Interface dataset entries
____________________

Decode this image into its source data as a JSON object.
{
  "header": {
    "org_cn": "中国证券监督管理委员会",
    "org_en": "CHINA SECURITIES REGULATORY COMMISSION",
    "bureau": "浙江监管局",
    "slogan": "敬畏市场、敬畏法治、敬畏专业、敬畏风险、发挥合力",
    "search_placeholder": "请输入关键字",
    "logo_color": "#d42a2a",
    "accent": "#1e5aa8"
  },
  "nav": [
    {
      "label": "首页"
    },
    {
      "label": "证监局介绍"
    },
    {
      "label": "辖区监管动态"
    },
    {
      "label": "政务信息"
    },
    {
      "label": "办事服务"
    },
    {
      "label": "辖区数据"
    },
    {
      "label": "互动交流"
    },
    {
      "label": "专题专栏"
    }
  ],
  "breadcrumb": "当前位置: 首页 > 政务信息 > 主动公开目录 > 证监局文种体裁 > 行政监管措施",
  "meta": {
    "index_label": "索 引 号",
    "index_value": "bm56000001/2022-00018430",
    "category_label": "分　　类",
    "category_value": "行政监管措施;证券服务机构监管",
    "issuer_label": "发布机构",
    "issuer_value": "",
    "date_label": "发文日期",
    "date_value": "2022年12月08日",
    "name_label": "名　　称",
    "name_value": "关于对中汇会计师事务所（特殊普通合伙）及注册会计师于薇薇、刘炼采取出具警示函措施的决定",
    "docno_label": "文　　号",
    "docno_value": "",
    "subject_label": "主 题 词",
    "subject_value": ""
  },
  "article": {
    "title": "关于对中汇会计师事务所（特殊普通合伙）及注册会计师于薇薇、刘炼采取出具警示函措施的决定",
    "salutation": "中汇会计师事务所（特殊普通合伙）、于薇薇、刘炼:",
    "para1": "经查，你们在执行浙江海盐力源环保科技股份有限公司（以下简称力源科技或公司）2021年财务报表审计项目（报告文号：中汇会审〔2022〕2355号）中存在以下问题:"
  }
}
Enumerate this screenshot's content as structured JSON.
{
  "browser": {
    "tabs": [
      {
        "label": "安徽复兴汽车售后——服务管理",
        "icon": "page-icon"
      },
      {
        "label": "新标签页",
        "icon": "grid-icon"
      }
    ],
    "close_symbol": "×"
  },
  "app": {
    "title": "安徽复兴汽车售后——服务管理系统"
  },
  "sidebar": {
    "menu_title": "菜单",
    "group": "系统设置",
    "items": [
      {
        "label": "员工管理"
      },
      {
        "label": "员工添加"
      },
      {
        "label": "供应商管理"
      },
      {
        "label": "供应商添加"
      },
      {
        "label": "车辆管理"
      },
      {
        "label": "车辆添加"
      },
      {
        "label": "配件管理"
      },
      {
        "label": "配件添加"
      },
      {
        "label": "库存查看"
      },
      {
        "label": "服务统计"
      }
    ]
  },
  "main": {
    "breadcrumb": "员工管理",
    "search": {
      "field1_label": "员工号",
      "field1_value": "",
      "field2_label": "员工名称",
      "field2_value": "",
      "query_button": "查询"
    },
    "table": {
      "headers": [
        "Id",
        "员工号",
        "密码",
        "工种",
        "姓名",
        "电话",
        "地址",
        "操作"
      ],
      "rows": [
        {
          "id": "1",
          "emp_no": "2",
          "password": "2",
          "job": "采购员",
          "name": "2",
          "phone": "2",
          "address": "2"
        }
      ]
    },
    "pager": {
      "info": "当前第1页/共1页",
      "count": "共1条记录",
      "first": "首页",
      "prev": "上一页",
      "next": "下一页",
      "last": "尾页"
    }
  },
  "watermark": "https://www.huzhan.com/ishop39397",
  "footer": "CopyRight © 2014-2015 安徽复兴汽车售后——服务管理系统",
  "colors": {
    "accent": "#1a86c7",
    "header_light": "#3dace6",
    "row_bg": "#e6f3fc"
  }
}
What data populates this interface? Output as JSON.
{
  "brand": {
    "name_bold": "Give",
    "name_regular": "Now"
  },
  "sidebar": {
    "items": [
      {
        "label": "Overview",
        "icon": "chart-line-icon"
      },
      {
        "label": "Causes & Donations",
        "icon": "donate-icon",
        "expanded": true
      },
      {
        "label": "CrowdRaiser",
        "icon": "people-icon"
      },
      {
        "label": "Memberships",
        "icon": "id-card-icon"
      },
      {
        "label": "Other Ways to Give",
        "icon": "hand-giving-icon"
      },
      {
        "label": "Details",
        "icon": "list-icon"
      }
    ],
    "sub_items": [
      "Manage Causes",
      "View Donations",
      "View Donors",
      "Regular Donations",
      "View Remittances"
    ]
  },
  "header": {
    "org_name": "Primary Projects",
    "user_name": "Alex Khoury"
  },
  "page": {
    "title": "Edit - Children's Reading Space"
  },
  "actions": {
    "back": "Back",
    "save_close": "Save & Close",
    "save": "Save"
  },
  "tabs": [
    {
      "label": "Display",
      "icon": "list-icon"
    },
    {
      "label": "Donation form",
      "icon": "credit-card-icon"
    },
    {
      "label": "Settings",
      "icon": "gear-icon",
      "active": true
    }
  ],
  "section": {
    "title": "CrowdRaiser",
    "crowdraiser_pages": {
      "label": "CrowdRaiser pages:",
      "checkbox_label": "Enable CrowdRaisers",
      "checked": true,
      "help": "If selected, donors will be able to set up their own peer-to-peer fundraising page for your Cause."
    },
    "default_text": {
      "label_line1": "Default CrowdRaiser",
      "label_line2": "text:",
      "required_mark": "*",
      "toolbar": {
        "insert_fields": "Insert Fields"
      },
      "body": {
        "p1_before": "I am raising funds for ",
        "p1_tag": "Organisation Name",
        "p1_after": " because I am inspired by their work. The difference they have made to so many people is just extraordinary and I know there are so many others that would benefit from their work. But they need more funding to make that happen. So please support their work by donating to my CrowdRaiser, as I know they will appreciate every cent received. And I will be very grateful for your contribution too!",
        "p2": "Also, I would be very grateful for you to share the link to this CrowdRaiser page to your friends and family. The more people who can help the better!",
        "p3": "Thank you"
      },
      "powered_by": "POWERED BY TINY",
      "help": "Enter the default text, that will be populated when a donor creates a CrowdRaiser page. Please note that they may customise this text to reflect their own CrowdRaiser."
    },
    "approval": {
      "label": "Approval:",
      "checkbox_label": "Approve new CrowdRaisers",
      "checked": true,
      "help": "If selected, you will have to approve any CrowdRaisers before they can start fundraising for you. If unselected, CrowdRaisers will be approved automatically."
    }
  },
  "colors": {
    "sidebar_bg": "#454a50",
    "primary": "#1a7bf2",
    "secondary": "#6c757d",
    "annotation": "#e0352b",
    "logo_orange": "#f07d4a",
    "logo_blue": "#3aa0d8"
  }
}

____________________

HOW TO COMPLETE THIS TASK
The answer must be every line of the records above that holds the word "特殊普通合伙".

ANSWER SECTION
    "name_value": "关于对中汇会计师事务所（特殊普通合伙）及注册会计师于薇薇、刘炼采取出具警示函措施的决定",
    "title": "关于对中汇会计师事务所（特殊普通合伙）及注册会计师于薇薇、刘炼采取出具警示函措施的决定",
    "salutation": "中汇会计师事务所（特殊普通合伙）、于薇薇、刘炼:",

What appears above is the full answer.